Monday, June 01, 2009


What is fascinating is the reaction of newcomers to the city to the enormous Jewish population. Businesses like B&H Photo, run by Satmar Hasidic Jew Herman Schreiber with hundreds of orthodox Jewish employees donning traditional elements of dress such as payot and tzitzis, come as a curiosity to visitors. The 2001 census shows just under one million Jews in New York City - the largest Jewish population in the world, outside of Tel Aviv, Israel. That's 12% of our city population, 15% of the number in the United States and 7% of the world's total. For those of us who have been here a long time, it is something that is such a part of the fabric, history and evolution of the city that it goes virtually unnoticed.
My first close friends in New York City were Jewish and from the very beginning I developed an enormous respect for a group that has survived and prospered against persecution and hardship.
The Jewish population has a strong representation in so many professions - law, business, finance, local politics, publishing, medicine and the arts. The recent Mayors of New York City (Beame, Koch and Bloomberg) have been Jewish as is the family that owns the New York Times (Salzberger). But make no mistake - these achievements are based on tenacity, hard work, strong families and education.
I remember as a high school student in New England, perusing the World Almanac as I was inclined to do, coming across an entry showing average number of years of education completed by ethnic group. As I quickly scanned the list, I noticed the number one group - Jews. The average number of years of school completed: 16+
I reflected on this, recalculating and reconfirming that 16+ meant college graduate. Perhaps I misread, misunderstood or have misremembered the statistic, but nonetheless, in my entire extended family, many had not even graduated high school and only one uncle had been to college, so this fact was astounding to me and something I always remembered. When I entered university in New York City, the Jewish emphasis on education and its role in their success became abundantly clear. Of course like any group, some do fall between the cracks, but my experience here has been that members of the Jewish population are achievers. Shalom :)

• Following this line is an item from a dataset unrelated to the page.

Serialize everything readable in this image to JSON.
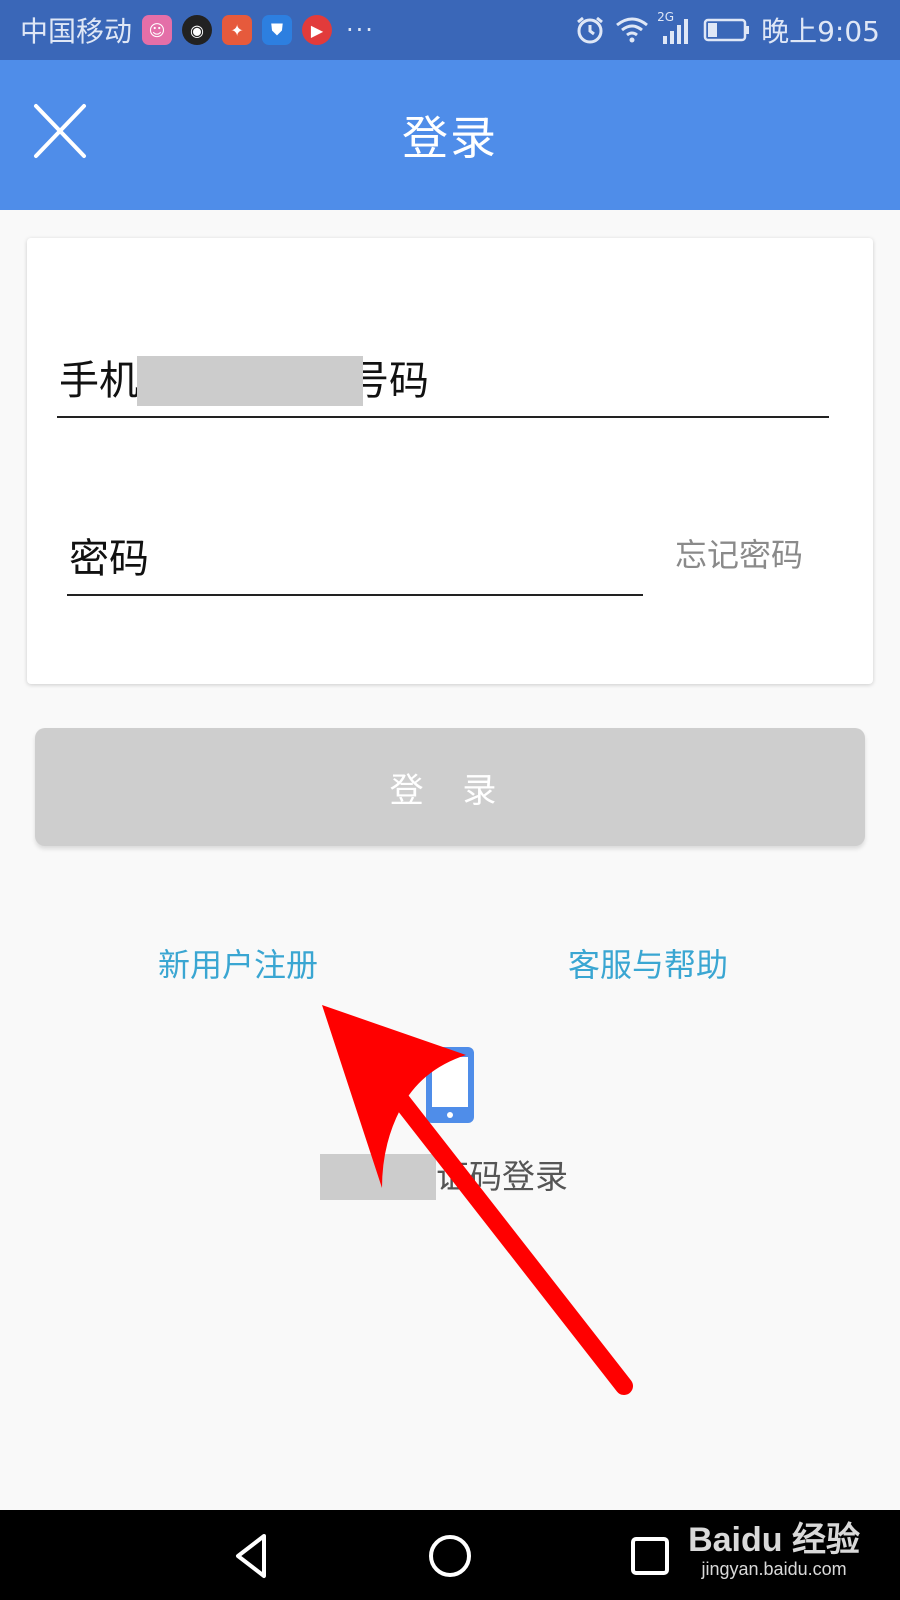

Photo Note: This was the annual Salute to Israel Parade, starting at 57th Street continuing north to 79th Street. More at their website here.


B Squared said...

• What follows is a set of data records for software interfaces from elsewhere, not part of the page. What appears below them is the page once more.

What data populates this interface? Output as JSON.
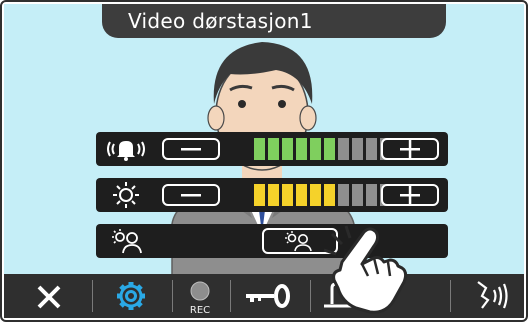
{
  "window": {
    "title": "Video dørstasjon1"
  },
  "controls": {
    "volume": {
      "icon": "speaker-volume-icon",
      "minus_icon": "minus-icon",
      "plus_icon": "plus-icon",
      "level": 6,
      "max": 10,
      "color": "#7fcf5e"
    },
    "brightness": {
      "icon": "brightness-sun-icon",
      "minus_icon": "minus-icon",
      "plus_icon": "plus-icon",
      "level": 6,
      "max": 10,
      "color": "#f5d22a"
    },
    "backlight": {
      "icon": "backlight-person-icon",
      "toggle_icon": "backlight-compensation-icon"
    }
  },
  "toolbar": {
    "buttons": [
      {
        "name": "close-button",
        "icon": "close-icon"
      },
      {
        "name": "settings-button",
        "icon": "gear-icon",
        "color": "#2aa9e6"
      },
      {
        "name": "record-button",
        "icon": "record-icon",
        "label": "REC"
      },
      {
        "name": "unlock-door-button",
        "icon": "key-icon"
      },
      {
        "name": "door-release-button",
        "icon": "door-release-icon"
      },
      {
        "name": "talk-button",
        "icon": "talk-icon"
      }
    ]
  },
  "colors": {
    "segment_off": "#8f8f8f",
    "panel": "#1e1e1e",
    "background": "#c5eef7"
  }
}
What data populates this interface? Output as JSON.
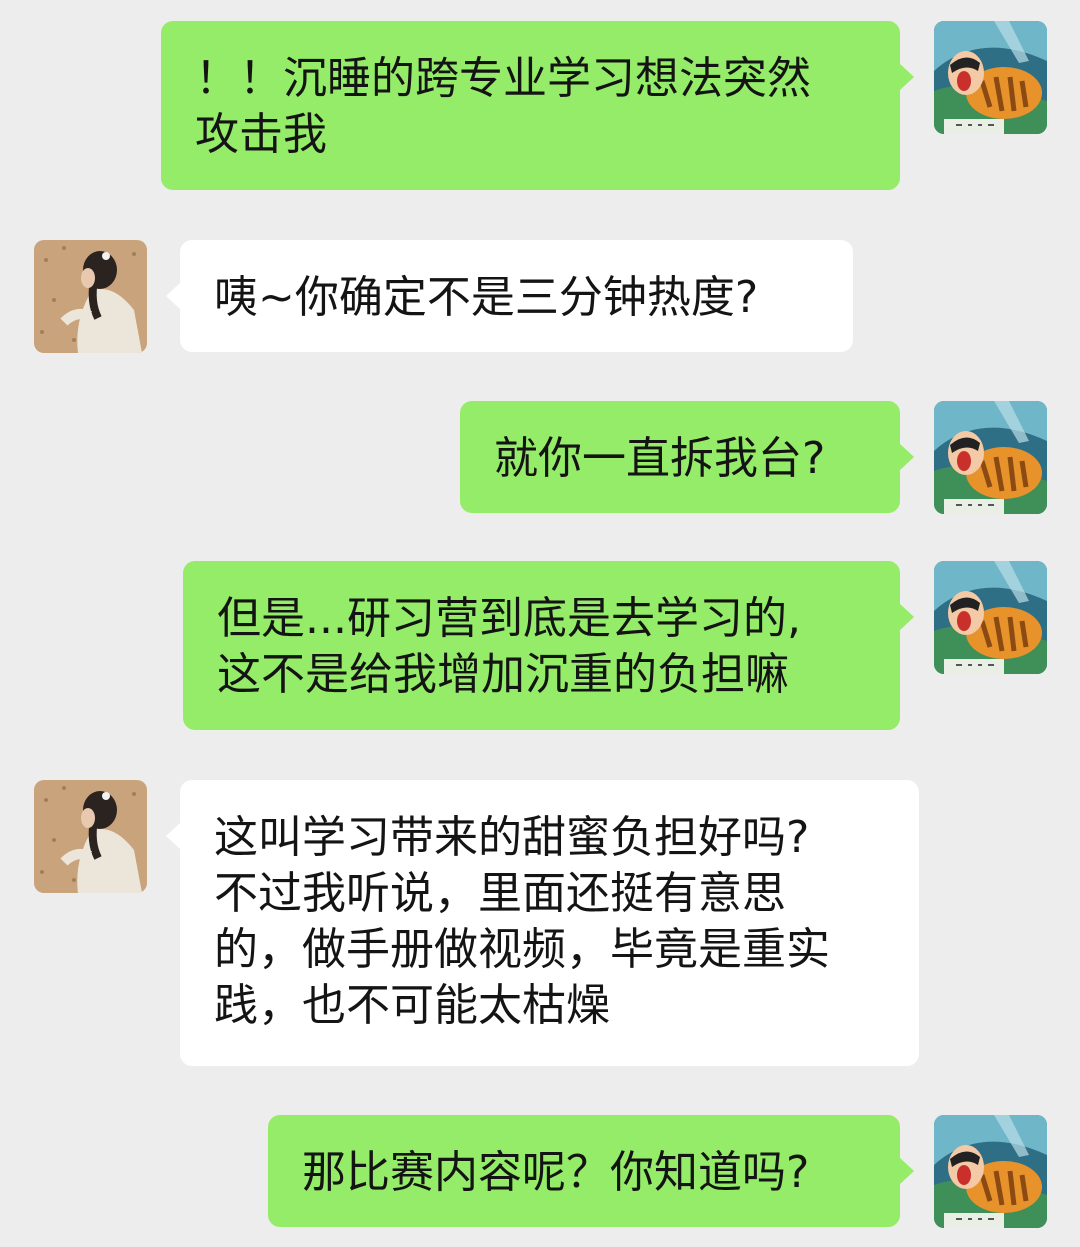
{
  "messages": [
    {
      "sender": "me",
      "text": "！！沉睡的跨专业学习想法突然\n攻击我"
    },
    {
      "sender": "friend",
      "text": "咦~你确定不是三分钟热度?"
    },
    {
      "sender": "me",
      "text": "就你一直拆我台?"
    },
    {
      "sender": "me",
      "text": "但是...研习营到底是去学习的,\n这不是给我增加沉重的负担嘛"
    },
    {
      "sender": "friend",
      "text": "这叫学习带来的甜蜜负担好吗?\n不过我听说，里面还挺有意思\n的，做手册做视频，毕竟是重实\n践，也不可能太枯燥"
    },
    {
      "sender": "me",
      "text": "那比赛内容呢？你知道吗?"
    }
  ],
  "avatars": {
    "me": "cartoon-cat-avatar",
    "friend": "girl-on-sand-avatar"
  },
  "colors": {
    "background": "#ededed",
    "sent_bubble": "#95ec69",
    "received_bubble": "#ffffff",
    "text": "#141414"
  }
}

I use B & H all the time. Great store. Shalom!

Marie said...

That may be why I love NY so much..........

Eric said...

I love B&H. I went there on one of my first visits to NY after I was dating my wife to be. I was amazed at the incredible amount of orthodox jews employed in one area.